▸ Data records for software interfaces:
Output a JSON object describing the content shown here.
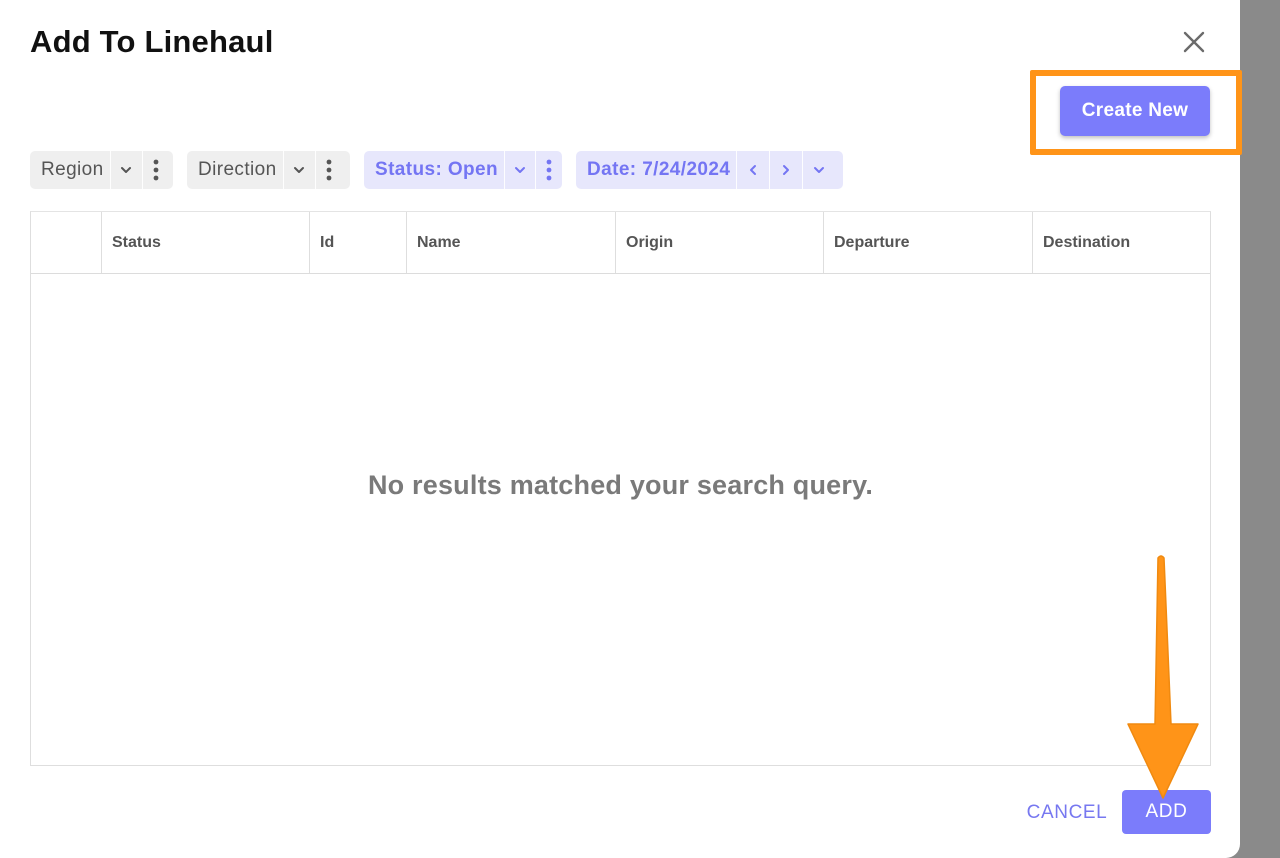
{
  "dialog": {
    "title": "Add To Linehaul",
    "close_icon": "close-icon"
  },
  "toolbar": {
    "create_new_label": "Create New"
  },
  "filters": {
    "region_label": "Region",
    "direction_label": "Direction",
    "status_label": "Status: Open",
    "date_label": "Date: 7/24/2024"
  },
  "table": {
    "columns": [
      "",
      "Status",
      "Id",
      "Name",
      "Origin",
      "Departure",
      "Destination"
    ],
    "empty_message": "No results matched your search query."
  },
  "footer": {
    "cancel_label": "CANCEL",
    "add_label": "ADD"
  },
  "colors": {
    "accent": "#7b7cfb",
    "highlight": "#ff9418",
    "chip_grey": "#efefef",
    "chip_blue": "#e7e7fc"
  }
}
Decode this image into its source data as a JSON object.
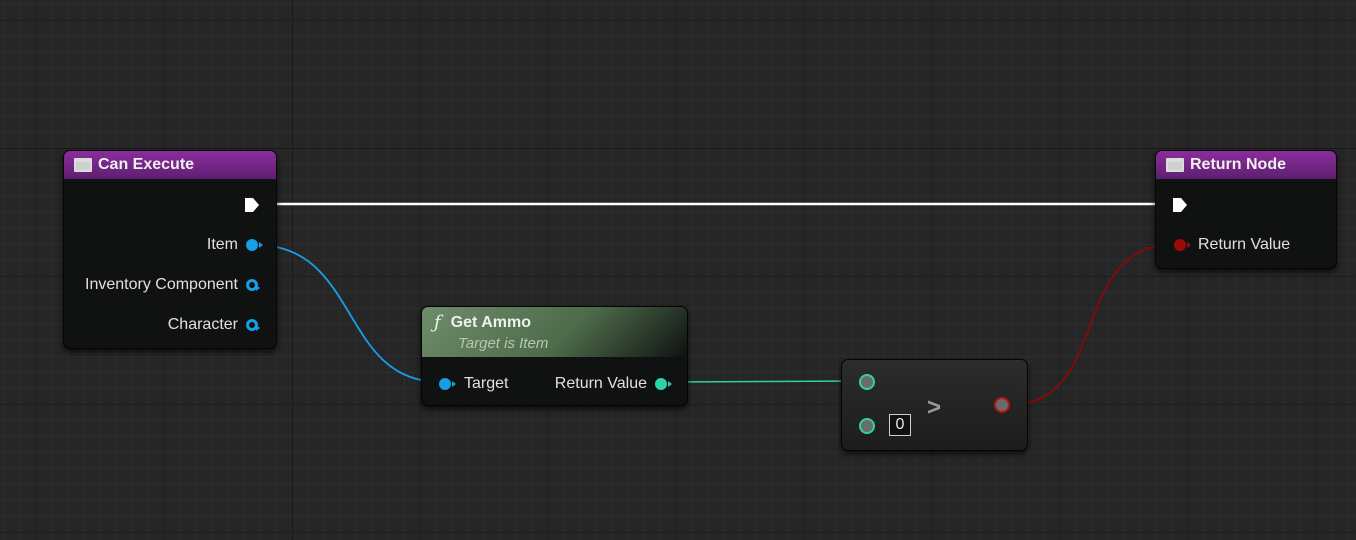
{
  "nodes": {
    "can_execute": {
      "title": "Can Execute",
      "outputs": [
        "Item",
        "Inventory Component",
        "Character"
      ]
    },
    "return_node": {
      "title": "Return Node",
      "input_label": "Return Value"
    },
    "get_ammo": {
      "title": "Get Ammo",
      "subtitle": "Target is Item",
      "input_label": "Target",
      "output_label": "Return Value",
      "icon_glyph": "ƒ"
    },
    "compare": {
      "operator": ">",
      "literal": "0"
    }
  },
  "colors": {
    "background": "#262626",
    "purple_header": "#5e1f70",
    "green_header": "#4d6b4a",
    "object_pin": "#169ee8",
    "int_pin": "#2ed2a7",
    "bool_pin": "#9a0b0b",
    "exec_wire": "#ffffff"
  }
}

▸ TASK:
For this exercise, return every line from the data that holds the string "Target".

▸ PROBLEM SOLUTION:
      "subtitle": "Target is Item",
      "input_label": "Target",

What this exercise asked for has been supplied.